A photo from open sources
Alexander Ponomarenko from Grenoble University (France) claims that trees in high drought stress levels make sounds that can register and use as signs of a plant hazard water shortage. Droughts like the 2010 Russian or American 2012, spawn in healthy looking trees cavitation processes that can be detected directly. /National Geographic Droughts similar to the Russian 2010 or American 2012, spawn in healthy looking trees cavitation processes that can be detected directly. Why it happens? In a tree trunk, water and a number of substances rise up networks of xylem vessels from the roots to the tops. Because the trees high, then, for the water delivery to work, the pressure in the vessels can many times superior to atmospheric. But, as in the tube for cocktails when the water in the vessel ends and is already missing to fill the entire container, bubble formation may begin.

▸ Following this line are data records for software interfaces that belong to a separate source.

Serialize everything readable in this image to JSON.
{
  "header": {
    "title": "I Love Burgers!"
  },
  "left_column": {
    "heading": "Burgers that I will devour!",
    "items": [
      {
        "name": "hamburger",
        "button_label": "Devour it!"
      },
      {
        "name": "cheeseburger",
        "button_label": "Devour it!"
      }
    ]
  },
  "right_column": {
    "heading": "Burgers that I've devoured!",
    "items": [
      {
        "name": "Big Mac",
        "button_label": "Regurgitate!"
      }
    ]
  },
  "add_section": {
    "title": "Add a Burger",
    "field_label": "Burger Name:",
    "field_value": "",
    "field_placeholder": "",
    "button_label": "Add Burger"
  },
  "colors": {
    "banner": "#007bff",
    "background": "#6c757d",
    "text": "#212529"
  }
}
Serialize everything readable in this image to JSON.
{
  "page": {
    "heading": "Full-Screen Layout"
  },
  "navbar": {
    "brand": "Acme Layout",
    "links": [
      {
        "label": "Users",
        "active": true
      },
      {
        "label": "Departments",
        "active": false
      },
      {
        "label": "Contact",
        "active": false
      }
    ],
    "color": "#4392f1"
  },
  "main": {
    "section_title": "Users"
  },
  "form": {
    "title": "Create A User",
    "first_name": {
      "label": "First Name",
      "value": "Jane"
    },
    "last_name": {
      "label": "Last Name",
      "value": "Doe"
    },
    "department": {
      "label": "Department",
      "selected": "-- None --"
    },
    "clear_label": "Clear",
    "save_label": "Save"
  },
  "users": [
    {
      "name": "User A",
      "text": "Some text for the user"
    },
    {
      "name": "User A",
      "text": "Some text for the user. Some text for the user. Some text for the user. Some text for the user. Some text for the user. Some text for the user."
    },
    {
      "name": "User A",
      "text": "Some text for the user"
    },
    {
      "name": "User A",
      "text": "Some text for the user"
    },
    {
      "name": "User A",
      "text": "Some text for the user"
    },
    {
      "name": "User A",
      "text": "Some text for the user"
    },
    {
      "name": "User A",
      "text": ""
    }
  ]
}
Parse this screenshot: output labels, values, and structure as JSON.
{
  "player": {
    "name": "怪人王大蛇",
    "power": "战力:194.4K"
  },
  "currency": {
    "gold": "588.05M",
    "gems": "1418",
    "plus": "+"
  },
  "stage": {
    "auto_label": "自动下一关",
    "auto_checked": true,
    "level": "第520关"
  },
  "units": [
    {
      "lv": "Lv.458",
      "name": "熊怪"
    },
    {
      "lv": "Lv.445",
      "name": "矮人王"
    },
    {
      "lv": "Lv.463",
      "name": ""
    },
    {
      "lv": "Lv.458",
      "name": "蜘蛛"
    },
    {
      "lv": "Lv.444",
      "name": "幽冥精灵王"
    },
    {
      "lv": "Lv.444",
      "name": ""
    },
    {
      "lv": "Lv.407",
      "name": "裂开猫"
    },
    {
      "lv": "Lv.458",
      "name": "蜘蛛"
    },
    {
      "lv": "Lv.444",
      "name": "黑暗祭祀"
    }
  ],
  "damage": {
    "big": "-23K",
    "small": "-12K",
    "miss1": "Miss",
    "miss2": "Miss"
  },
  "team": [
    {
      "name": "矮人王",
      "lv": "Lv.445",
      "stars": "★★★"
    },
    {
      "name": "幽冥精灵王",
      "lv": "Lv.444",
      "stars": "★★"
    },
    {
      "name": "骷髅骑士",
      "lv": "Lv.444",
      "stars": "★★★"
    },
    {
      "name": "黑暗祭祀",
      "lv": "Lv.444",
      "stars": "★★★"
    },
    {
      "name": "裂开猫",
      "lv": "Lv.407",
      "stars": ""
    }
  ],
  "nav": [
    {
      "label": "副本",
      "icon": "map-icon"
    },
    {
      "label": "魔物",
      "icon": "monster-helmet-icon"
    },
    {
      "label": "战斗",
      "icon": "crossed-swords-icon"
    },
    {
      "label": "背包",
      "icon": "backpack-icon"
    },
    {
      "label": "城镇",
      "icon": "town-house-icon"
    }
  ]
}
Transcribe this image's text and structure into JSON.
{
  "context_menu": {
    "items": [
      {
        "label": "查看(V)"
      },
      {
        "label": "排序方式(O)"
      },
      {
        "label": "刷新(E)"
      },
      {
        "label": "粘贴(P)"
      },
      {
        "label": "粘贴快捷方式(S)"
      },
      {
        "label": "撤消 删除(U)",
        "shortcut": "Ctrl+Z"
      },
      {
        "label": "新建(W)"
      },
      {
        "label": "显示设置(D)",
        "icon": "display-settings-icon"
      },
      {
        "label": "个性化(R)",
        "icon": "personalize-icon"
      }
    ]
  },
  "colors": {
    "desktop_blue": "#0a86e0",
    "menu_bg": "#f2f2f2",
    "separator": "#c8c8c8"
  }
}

IN as a result, with moisture deficiency in xylem, cavitation starts processes that the tree is almost unable to withstand. And if their the scale is too large, the plant will be injured or even will die like a person in case of gas embolism when the bubbles air in the circulatory system cause serious damage to blood vessels. To identify cavitation in the tissues of a tree, scientists under the guidance of Mr. Ponomarenko used a piece of pine trunk placed in gel that was designed to simulate the environment inside living plants. Then water was gradually removed from the gel, simulating conditions drought. At the same time, the sample was taken with a high-speed camera and recorded sounds coming from him on a microphone. And here is what succeeded find out: the occurrence of bubbles recorded by the camera, and sounds cavitational nature coincide in time, and the latter are responsible for 50% of sounds in the ultrasonic range from the plant. The rest half was due to extraneous processes such as hitting air bubbles into cells adjacent to xylem vessels. Scientists believe that microphones tuned to similar sounds quite able to help detect drought symptoms in another healthy-looking tree, including in biocenoses, where such plants are on the verge of extinction due to frequent recent decades of global droughts warming.